Start of Block

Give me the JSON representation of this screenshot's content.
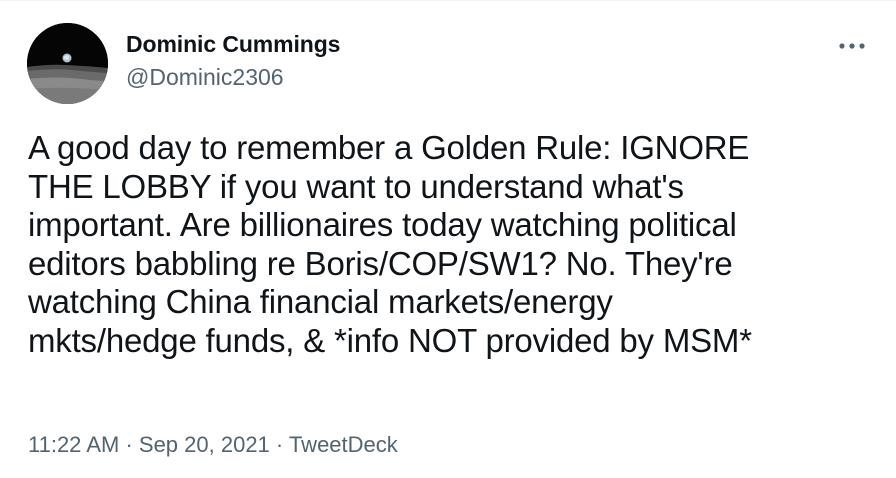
{
  "tweet": {
    "display_name": "Dominic Cummings",
    "handle": "@Dominic2306",
    "text": "A good day to remember a Golden Rule: IGNORE\nTHE LOBBY if you want to understand what's\nimportant. Are billionaires today watching political\neditors babbling re Boris/COP/SW1? No. They're\nwatching China financial markets/energy\nmkts/hedge funds, & *info NOT provided by MSM*",
    "time": "11:22 AM",
    "separator": " · ",
    "date": "Sep 20, 2021",
    "source": "TweetDeck"
  },
  "icons": {
    "more": "more-horizontal-icon",
    "avatar": "earthrise-avatar"
  },
  "colors": {
    "text_primary": "#0f1419",
    "text_secondary": "#536471",
    "background": "#ffffff"
  }
}
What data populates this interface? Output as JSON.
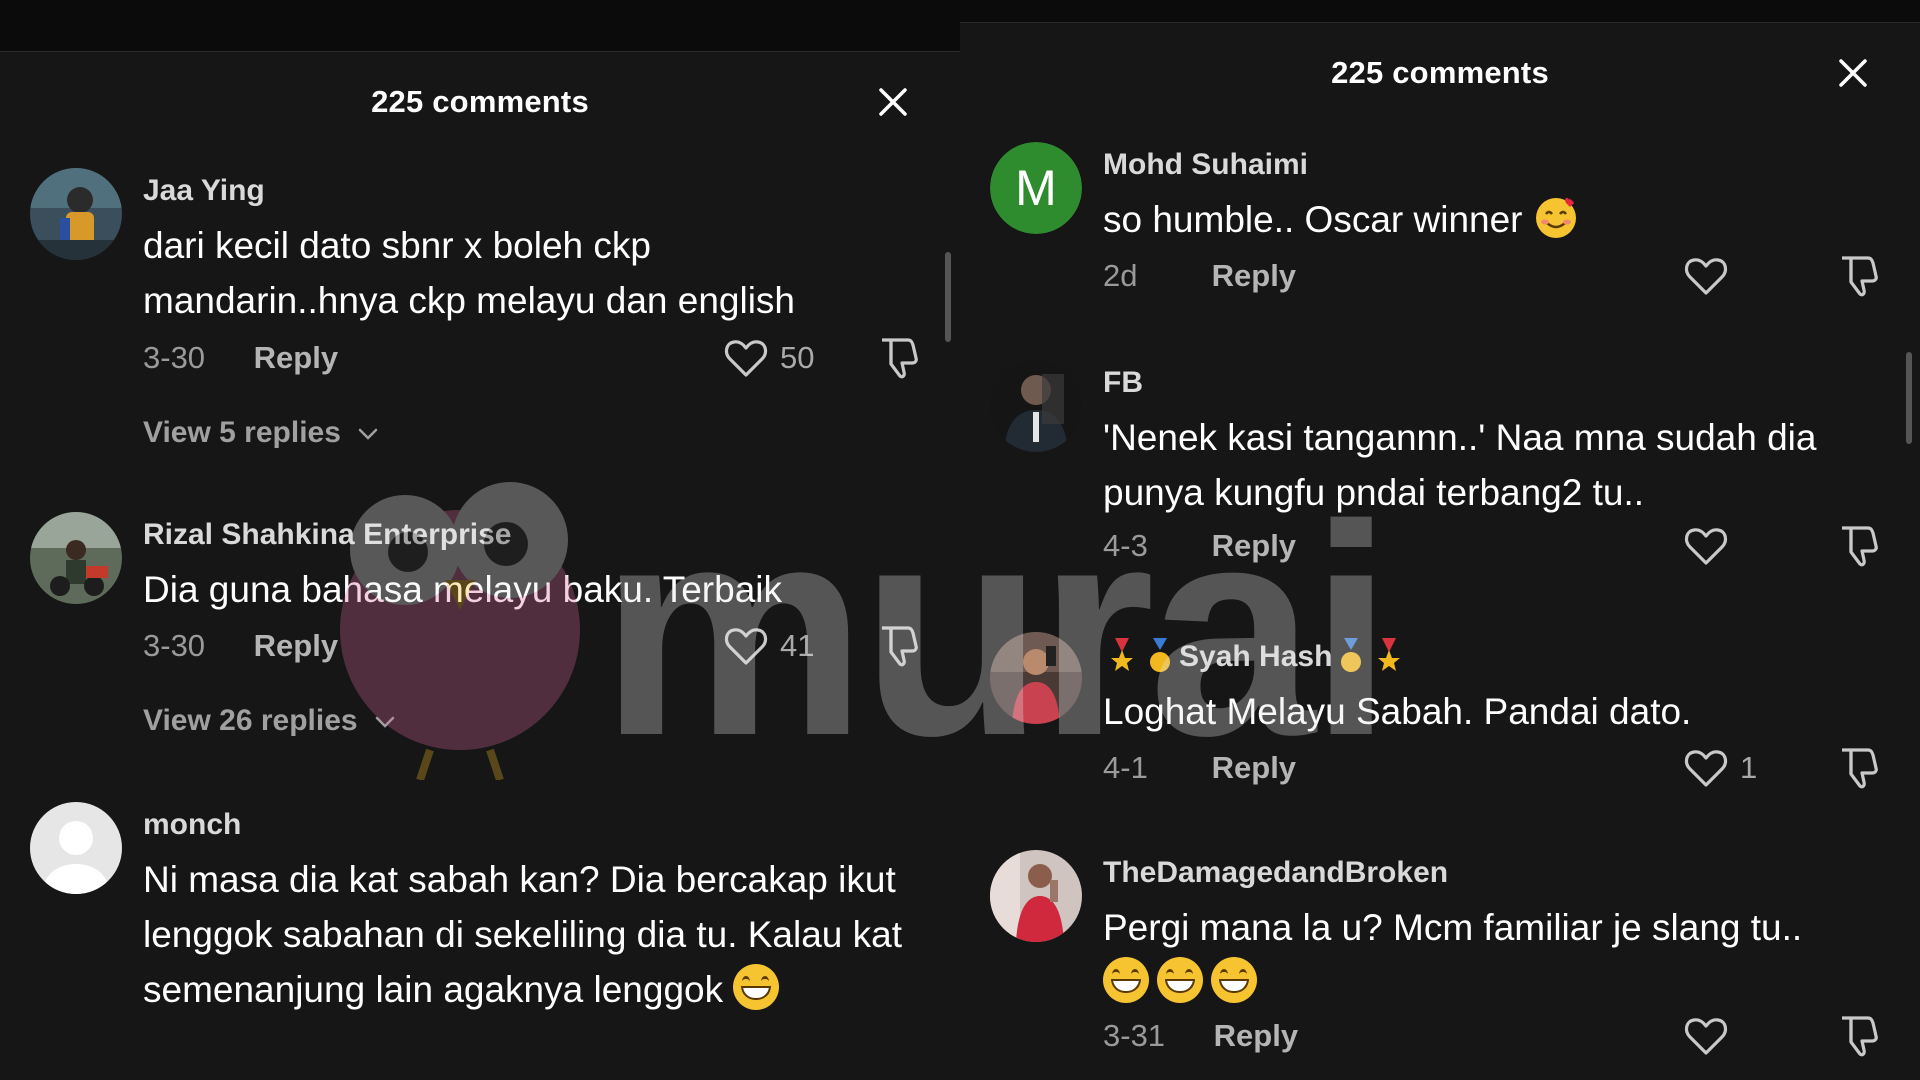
{
  "left_panel": {
    "title": "225 comments",
    "comments": [
      {
        "username": "Jaa Ying",
        "text": "dari kecil dato sbnr x boleh ckp mandarin..hnya ckp melayu dan english",
        "date": "3-30",
        "reply_label": "Reply",
        "likes": "50",
        "view_replies": "View 5 replies",
        "avatar": "photo"
      },
      {
        "username": "Rizal Shahkina Enterprise",
        "text": "Dia guna bahasa melayu baku. Terbaik",
        "date": "3-30",
        "reply_label": "Reply",
        "likes": "41",
        "view_replies": "View 26 replies",
        "avatar": "photo"
      },
      {
        "username": "monch",
        "text": "Ni masa dia kat sabah kan? Dia bercakap ikut lenggok sabahan di sekeliling dia tu. Kalau kat semenanjung lain agaknya lenggok",
        "emoji": "grinning-face",
        "avatar": "default-silhouette"
      }
    ]
  },
  "right_panel": {
    "title": "225 comments",
    "comments": [
      {
        "username": "Mohd Suhaimi",
        "avatar_letter": "M",
        "text": "so humble.. Oscar winner",
        "emoji": "smiling-face-with-hearts",
        "date": "2d",
        "reply_label": "Reply",
        "likes": ""
      },
      {
        "username": "FB",
        "text": "'Nenek kasi tangannn..' Naa mna sudah dia punya kungfu pndai terbang2 tu..",
        "date": "4-3",
        "reply_label": "Reply",
        "likes": "",
        "avatar": "photo"
      },
      {
        "username": "Syah Hash",
        "username_decor": "medal-emojis",
        "text": "Loghat Melayu Sabah. Pandai dato.",
        "date": "4-1",
        "reply_label": "Reply",
        "likes": "1",
        "avatar": "photo"
      },
      {
        "username": "TheDamagedandBroken",
        "text": "Pergi mana la u? Mcm familiar je slang tu..",
        "emoji": "grinning-face x3",
        "date": "3-31",
        "reply_label": "Reply",
        "likes": "",
        "avatar": "photo"
      }
    ]
  },
  "watermark": {
    "text": "murai",
    "icon": "owl-logo"
  },
  "colors": {
    "background": "#161616",
    "text_primary": "#ffffff",
    "text_secondary": "#9a9a9a",
    "avatar_letter_bg": "#2e8b2e"
  }
}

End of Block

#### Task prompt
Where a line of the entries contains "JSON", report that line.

#### Task solution
Give me the JSON representation of this screenshot's content.
What data populates this interface? Output as JSON.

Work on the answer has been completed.